## Your assignment
Retype the records below word for word and omit any image.
----
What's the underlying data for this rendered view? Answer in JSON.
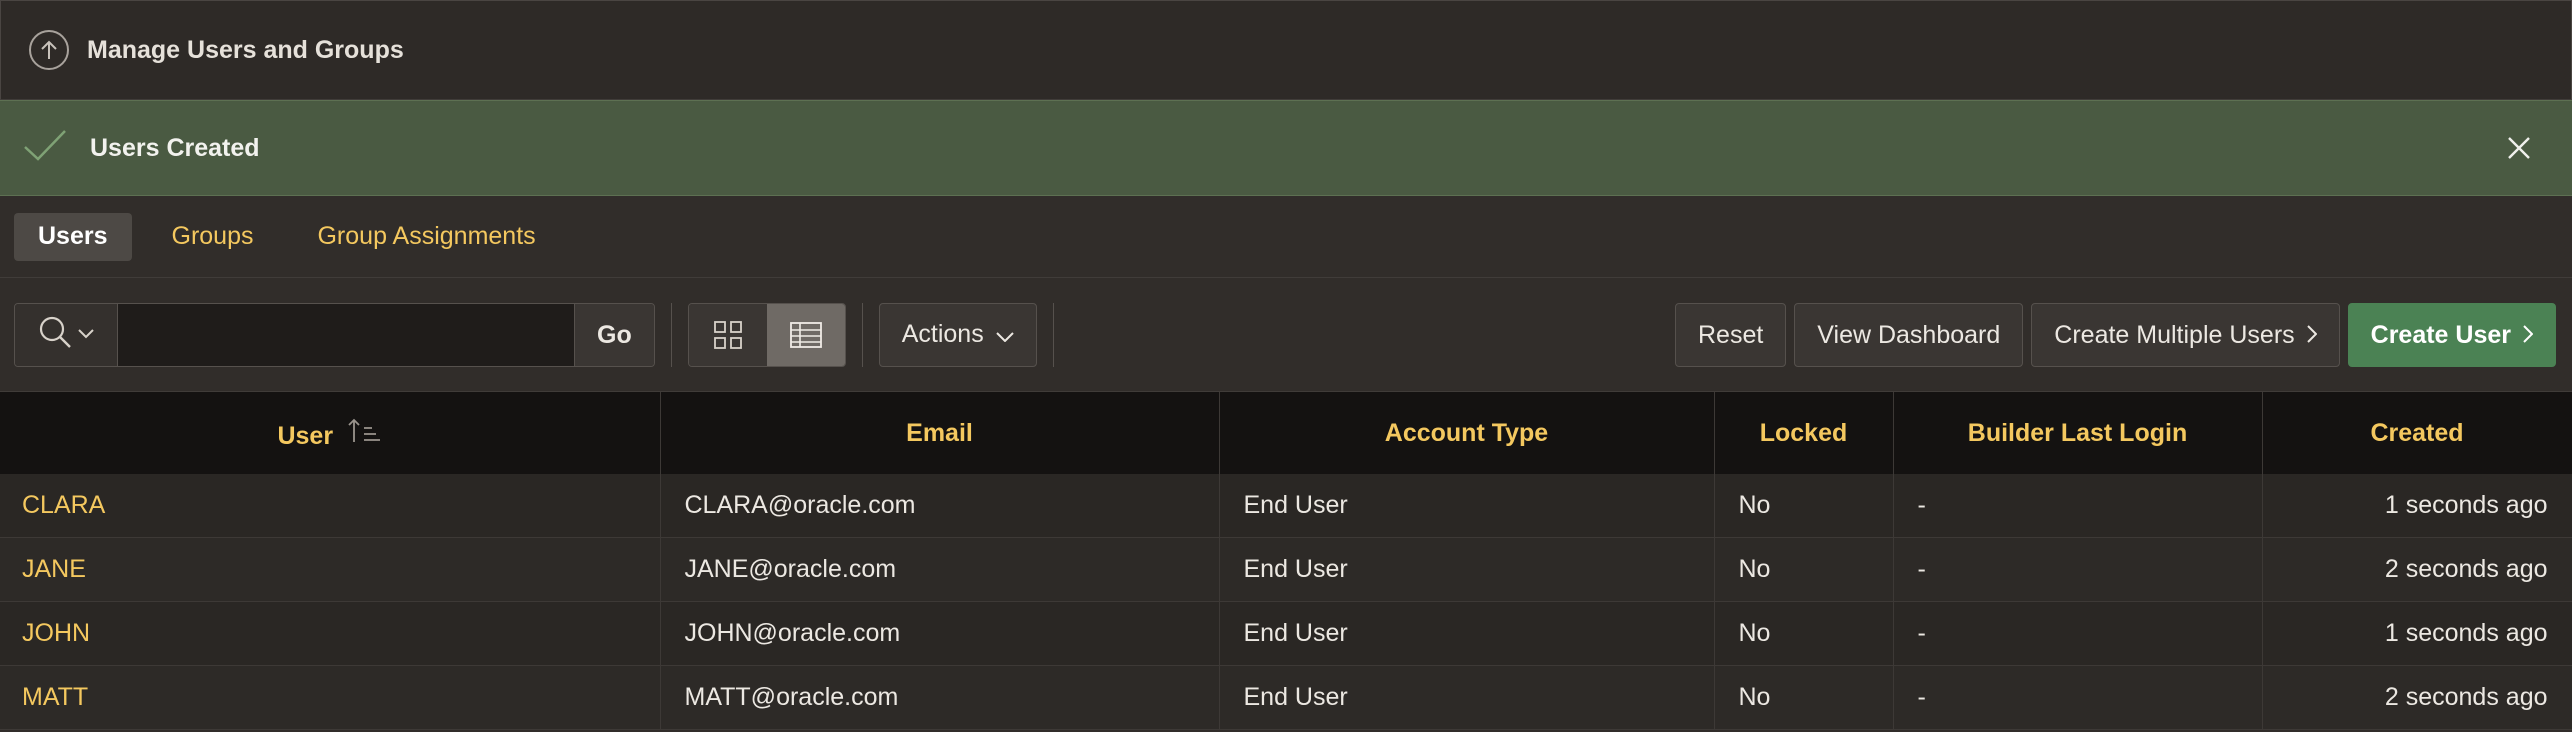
{
  "header": {
    "title": "Manage Users and Groups",
    "icon": "up-arrow-icon"
  },
  "alert": {
    "message": "Users Created",
    "color": "#4a5a42"
  },
  "tabs": [
    {
      "label": "Users",
      "active": true
    },
    {
      "label": "Groups",
      "active": false
    },
    {
      "label": "Group Assignments",
      "active": false
    }
  ],
  "toolbar": {
    "search_value": "",
    "go_label": "Go",
    "actions_label": "Actions",
    "reset_label": "Reset",
    "dashboard_label": "View Dashboard",
    "create_multiple_label": "Create Multiple Users",
    "create_user_label": "Create User"
  },
  "table": {
    "columns": [
      "User",
      "Email",
      "Account Type",
      "Locked",
      "Builder Last Login",
      "Created"
    ],
    "rows": [
      {
        "user": "CLARA",
        "email": "CLARA@oracle.com",
        "account_type": "End User",
        "locked": "No",
        "last_login": "-",
        "created": "1 seconds ago"
      },
      {
        "user": "JANE",
        "email": "JANE@oracle.com",
        "account_type": "End User",
        "locked": "No",
        "last_login": "-",
        "created": "2 seconds ago"
      },
      {
        "user": "JOHN",
        "email": "JOHN@oracle.com",
        "account_type": "End User",
        "locked": "No",
        "last_login": "-",
        "created": "1 seconds ago"
      },
      {
        "user": "MATT",
        "email": "MATT@oracle.com",
        "account_type": "End User",
        "locked": "No",
        "last_login": "-",
        "created": "2 seconds ago"
      }
    ]
  },
  "colors": {
    "accent": "#f4c85f",
    "primary": "#4b8254",
    "background": "#312d2a"
  }
}
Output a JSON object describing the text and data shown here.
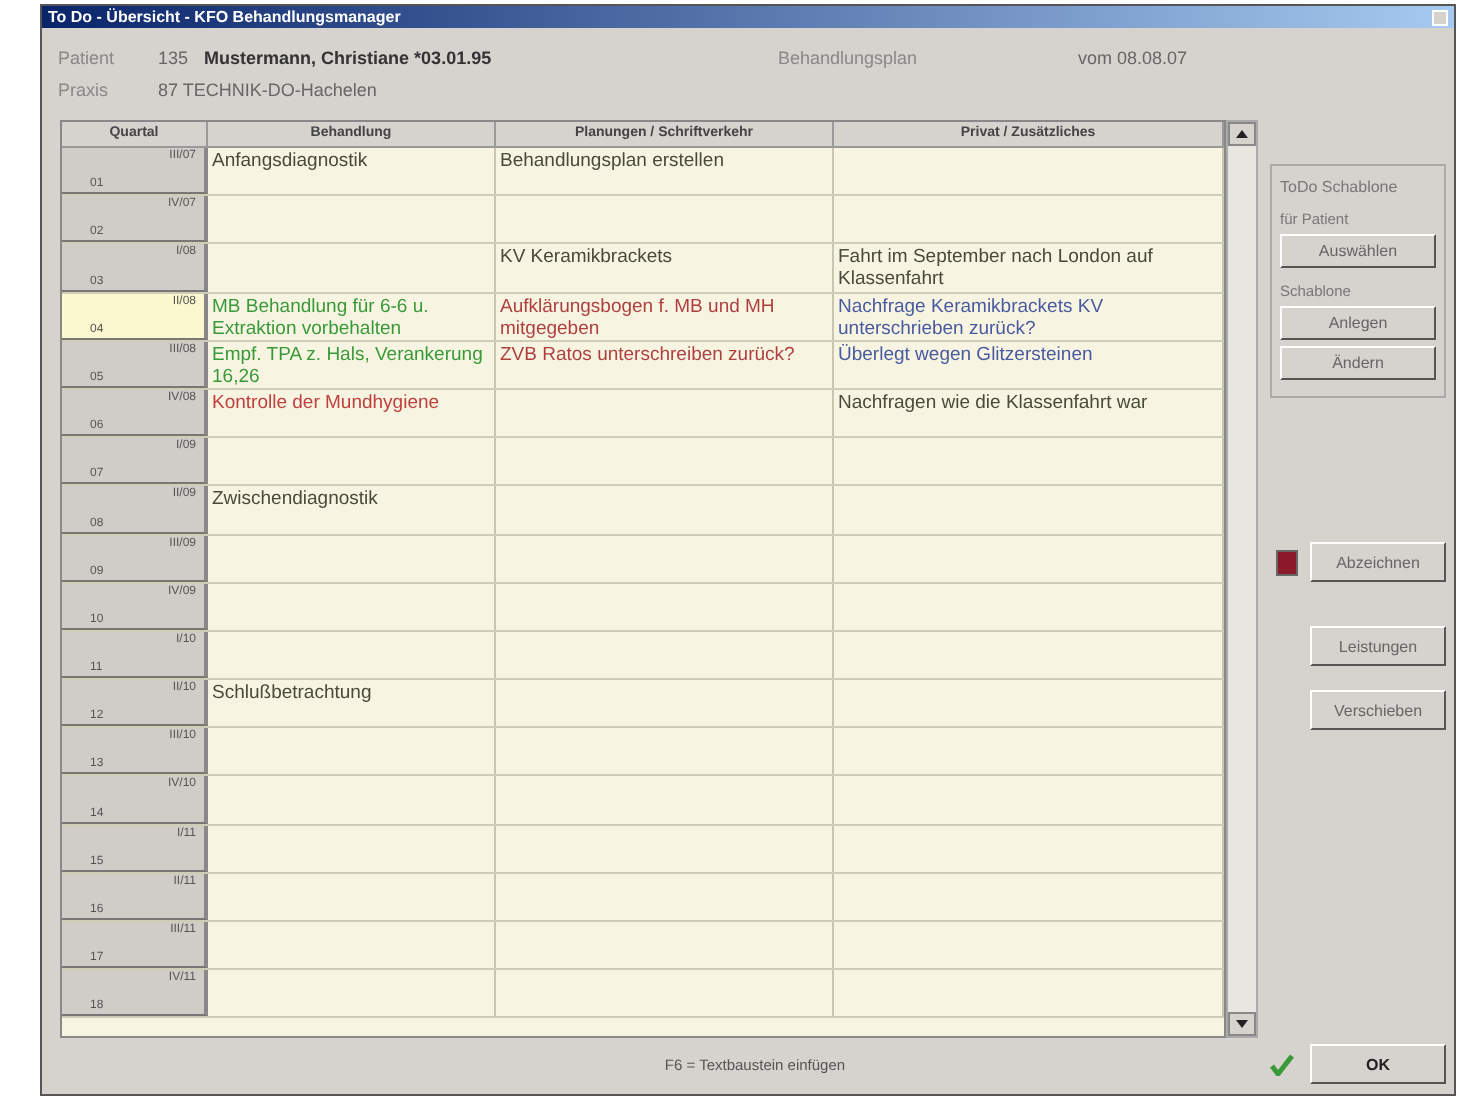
{
  "window": {
    "title": "To Do - Übersicht - KFO Behandlungsmanager"
  },
  "header": {
    "patient_label": "Patient",
    "patient_number": "135",
    "patient_name": "Mustermann, Christiane *03.01.95",
    "plan_label": "Behandlungsplan",
    "plan_date": "vom 08.08.07",
    "practice_label": "Praxis",
    "practice_name": "87 TECHNIK-DO-Hachelen"
  },
  "table": {
    "columns": [
      "Quartal",
      "Behandlung",
      "Planungen / Schriftverkehr",
      "Privat / Zusätzliches"
    ],
    "rows": [
      {
        "selected": false,
        "cells": [
          {
            "period": "III/07",
            "number": "01"
          },
          {
            "text": "Anfangsdiagnostik",
            "color": "#4a4a3a"
          },
          {
            "text": "Behandlungsplan erstellen",
            "color": "#4a4a3a"
          },
          null
        ]
      },
      {
        "selected": false,
        "cells": [
          {
            "period": "IV/07",
            "number": "02"
          },
          null,
          null,
          null
        ]
      },
      {
        "selected": false,
        "cells": [
          {
            "period": "I/08",
            "number": "03"
          },
          null,
          {
            "text": "KV Keramikbrackets",
            "color": "#4a4a3a"
          },
          {
            "text": "Fahrt im September nach London auf Klassenfahrt",
            "color": "#4a4a3a"
          }
        ]
      },
      {
        "selected": true,
        "cells": [
          {
            "period": "II/08",
            "number": "04"
          },
          {
            "text": "MB Behandlung für 6-6 u. Extraktion vorbehalten",
            "color": "#3a9a3a"
          },
          {
            "text": "Aufklärungsbogen f. MB und MH mitgegeben",
            "color": "#b04040"
          },
          {
            "text": "Nachfrage Keramikbrackets KV unterschrieben zurück?",
            "color": "#4a5aa0"
          }
        ]
      },
      {
        "selected": false,
        "cells": [
          {
            "period": "III/08",
            "number": "05"
          },
          {
            "text": "Empf. TPA z. Hals, Verankerung 16,26",
            "color": "#3a9a3a"
          },
          {
            "text": "ZVB Ratos unterschreiben zurück?",
            "color": "#b04040"
          },
          {
            "text": "Überlegt wegen Glitzersteinen",
            "color": "#4a5aa0"
          }
        ]
      },
      {
        "selected": false,
        "cells": [
          {
            "period": "IV/08",
            "number": "06"
          },
          {
            "text": "Kontrolle der Mundhygiene",
            "color": "#c04040"
          },
          null,
          {
            "text": "Nachfragen wie die Klassenfahrt war",
            "color": "#4a4a3a"
          }
        ]
      },
      {
        "selected": false,
        "cells": [
          {
            "period": "I/09",
            "number": "07"
          },
          null,
          null,
          null
        ]
      },
      {
        "selected": false,
        "cells": [
          {
            "period": "II/09",
            "number": "08"
          },
          {
            "text": "Zwischendiagnostik",
            "color": "#4a4a3a"
          },
          null,
          null
        ]
      },
      {
        "selected": false,
        "cells": [
          {
            "period": "III/09",
            "number": "09"
          },
          null,
          null,
          null
        ]
      },
      {
        "selected": false,
        "cells": [
          {
            "period": "IV/09",
            "number": "10"
          },
          null,
          null,
          null
        ]
      },
      {
        "selected": false,
        "cells": [
          {
            "period": "I/10",
            "number": "11"
          },
          null,
          null,
          null
        ]
      },
      {
        "selected": false,
        "cells": [
          {
            "period": "II/10",
            "number": "12"
          },
          {
            "text": "Schlußbetrachtung",
            "color": "#4a4a3a"
          },
          null,
          null
        ]
      },
      {
        "selected": false,
        "cells": [
          {
            "period": "III/10",
            "number": "13"
          },
          null,
          null,
          null
        ]
      },
      {
        "selected": false,
        "cells": [
          {
            "period": "IV/10",
            "number": "14"
          },
          null,
          null,
          null
        ]
      },
      {
        "selected": false,
        "cells": [
          {
            "period": "I/11",
            "number": "15"
          },
          null,
          null,
          null
        ]
      },
      {
        "selected": false,
        "cells": [
          {
            "period": "II/11",
            "number": "16"
          },
          null,
          null,
          null
        ]
      },
      {
        "selected": false,
        "cells": [
          {
            "period": "III/11",
            "number": "17"
          },
          null,
          null,
          null
        ]
      },
      {
        "selected": false,
        "cells": [
          {
            "period": "IV/11",
            "number": "18"
          },
          null,
          null,
          null
        ]
      }
    ]
  },
  "template_panel": {
    "title": "ToDo Schablone",
    "patient_label": "für Patient",
    "select_button": "Auswählen",
    "template_label": "Schablone",
    "create_button": "Anlegen",
    "edit_button": "Ändern"
  },
  "sign": {
    "checked": true,
    "button": "Abzeichnen"
  },
  "buttons": [
    "Leistungen",
    "Verschieben"
  ],
  "ok_button": "OK",
  "status_bar": "F6 = Textbaustein einfügen"
}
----
## Response for this exercise
What's the underlying data for this rendered view? Answer in JSON.
{
  "header": {
    "title": "Manage Users and Groups",
    "icon": "up-arrow-icon"
  },
  "alert": {
    "message": "Users Created",
    "color": "#4a5a42"
  },
  "tabs": [
    {
      "label": "Users",
      "active": true
    },
    {
      "label": "Groups",
      "active": false
    },
    {
      "label": "Group Assignments",
      "active": false
    }
  ],
  "toolbar": {
    "search_value": "",
    "go_label": "Go",
    "actions_label": "Actions",
    "reset_label": "Reset",
    "dashboard_label": "View Dashboard",
    "create_multiple_label": "Create Multiple Users",
    "create_user_label": "Create User"
  },
  "table": {
    "columns": [
      "User",
      "Email",
      "Account Type",
      "Locked",
      "Builder Last Login",
      "Created"
    ],
    "rows": [
      {
        "user": "CLARA",
        "email": "CLARA@oracle.com",
        "account_type": "End User",
        "locked": "No",
        "last_login": "-",
        "created": "1 seconds ago"
      },
      {
        "user": "JANE",
        "email": "JANE@oracle.com",
        "account_type": "End User",
        "locked": "No",
        "last_login": "-",
        "created": "2 seconds ago"
      },
      {
        "user": "JOHN",
        "email": "JOHN@oracle.com",
        "account_type": "End User",
        "locked": "No",
        "last_login": "-",
        "created": "1 seconds ago"
      },
      {
        "user": "MATT",
        "email": "MATT@oracle.com",
        "account_type": "End User",
        "locked": "No",
        "last_login": "-",
        "created": "2 seconds ago"
      }
    ]
  },
  "colors": {
    "accent": "#f4c85f",
    "primary": "#4b8254",
    "background": "#312d2a"
  }
}
Output a JSON object describing the text and data shown here.
{
  "window": {
    "title": "To Do - Übersicht - KFO Behandlungsmanager"
  },
  "header": {
    "patient_label": "Patient",
    "patient_number": "135",
    "patient_name": "Mustermann, Christiane *03.01.95",
    "plan_label": "Behandlungsplan",
    "plan_date": "vom 08.08.07",
    "practice_label": "Praxis",
    "practice_name": "87 TECHNIK-DO-Hachelen"
  },
  "table": {
    "columns": [
      "Quartal",
      "Behandlung",
      "Planungen / Schriftverkehr",
      "Privat / Zusätzliches"
    ],
    "rows": [
      {
        "selected": false,
        "cells": [
          {
            "period": "III/07",
            "number": "01"
          },
          {
            "text": "Anfangsdiagnostik",
            "color": "#4a4a3a"
          },
          {
            "text": "Behandlungsplan erstellen",
            "color": "#4a4a3a"
          },
          null
        ]
      },
      {
        "selected": false,
        "cells": [
          {
            "period": "IV/07",
            "number": "02"
          },
          null,
          null,
          null
        ]
      },
      {
        "selected": false,
        "cells": [
          {
            "period": "I/08",
            "number": "03"
          },
          null,
          {
            "text": "KV Keramikbrackets",
            "color": "#4a4a3a"
          },
          {
            "text": "Fahrt im September nach London auf Klassenfahrt",
            "color": "#4a4a3a"
          }
        ]
      },
      {
        "selected": true,
        "cells": [
          {
            "period": "II/08",
            "number": "04"
          },
          {
            "text": "MB Behandlung für 6-6 u. Extraktion vorbehalten",
            "color": "#3a9a3a"
          },
          {
            "text": "Aufklärungsbogen f. MB und MH mitgegeben",
            "color": "#b04040"
          },
          {
            "text": "Nachfrage Keramikbrackets KV unterschrieben zurück?",
            "color": "#4a5aa0"
          }
        ]
      },
      {
        "selected": false,
        "cells": [
          {
            "period": "III/08",
            "number": "05"
          },
          {
            "text": "Empf. TPA z. Hals, Verankerung 16,26",
            "color": "#3a9a3a"
          },
          {
            "text": "ZVB Ratos unterschreiben zurück?",
            "color": "#b04040"
          },
          {
            "text": "Überlegt wegen Glitzersteinen",
            "color": "#4a5aa0"
          }
        ]
      },
      {
        "selected": false,
        "cells": [
          {
            "period": "IV/08",
            "number": "06"
          },
          {
            "text": "Kontrolle der Mundhygiene",
            "color": "#c04040"
          },
          null,
          {
            "text": "Nachfragen wie die Klassenfahrt war",
            "color": "#4a4a3a"
          }
        ]
      },
      {
        "selected": false,
        "cells": [
          {
            "period": "I/09",
            "number": "07"
          },
          null,
          null,
          null
        ]
      },
      {
        "selected": false,
        "cells": [
          {
            "period": "II/09",
            "number": "08"
          },
          {
            "text": "Zwischendiagnostik",
            "color": "#4a4a3a"
          },
          null,
          null
        ]
      },
      {
        "selected": false,
        "cells": [
          {
            "period": "III/09",
            "number": "09"
          },
          null,
          null,
          null
        ]
      },
      {
        "selected": false,
        "cells": [
          {
            "period": "IV/09",
            "number": "10"
          },
          null,
          null,
          null
        ]
      },
      {
        "selected": false,
        "cells": [
          {
            "period": "I/10",
            "number": "11"
          },
          null,
          null,
          null
        ]
      },
      {
        "selected": false,
        "cells": [
          {
            "period": "II/10",
            "number": "12"
          },
          {
            "text": "Schlußbetrachtung",
            "color": "#4a4a3a"
          },
          null,
          null
        ]
      },
      {
        "selected": false,
        "cells": [
          {
            "period": "III/10",
            "number": "13"
          },
          null,
          null,
          null
        ]
      },
      {
        "selected": false,
        "cells": [
          {
            "period": "IV/10",
            "number": "14"
          },
          null,
          null,
          null
        ]
      },
      {
        "selected": false,
        "cells": [
          {
            "period": "I/11",
            "number": "15"
          },
          null,
          null,
          null
        ]
      },
      {
        "selected": false,
        "cells": [
          {
            "period": "II/11",
            "number": "16"
          },
          null,
          null,
          null
        ]
      },
      {
        "selected": false,
        "cells": [
          {
            "period": "III/11",
            "number": "17"
          },
          null,
          null,
          null
        ]
      },
      {
        "selected": false,
        "cells": [
          {
            "period": "IV/11",
            "number": "18"
          },
          null,
          null,
          null
        ]
      }
    ]
  },
  "template_panel": {
    "title": "ToDo Schablone",
    "patient_label": "für Patient",
    "select_button": "Auswählen",
    "template_label": "Schablone",
    "create_button": "Anlegen",
    "edit_button": "Ändern"
  },
  "sign": {
    "checked": true,
    "button": "Abzeichnen"
  },
  "buttons": [
    "Leistungen",
    "Verschieben"
  ],
  "ok_button": "OK",
  "status_bar": "F6 = Textbaustein einfügen"
}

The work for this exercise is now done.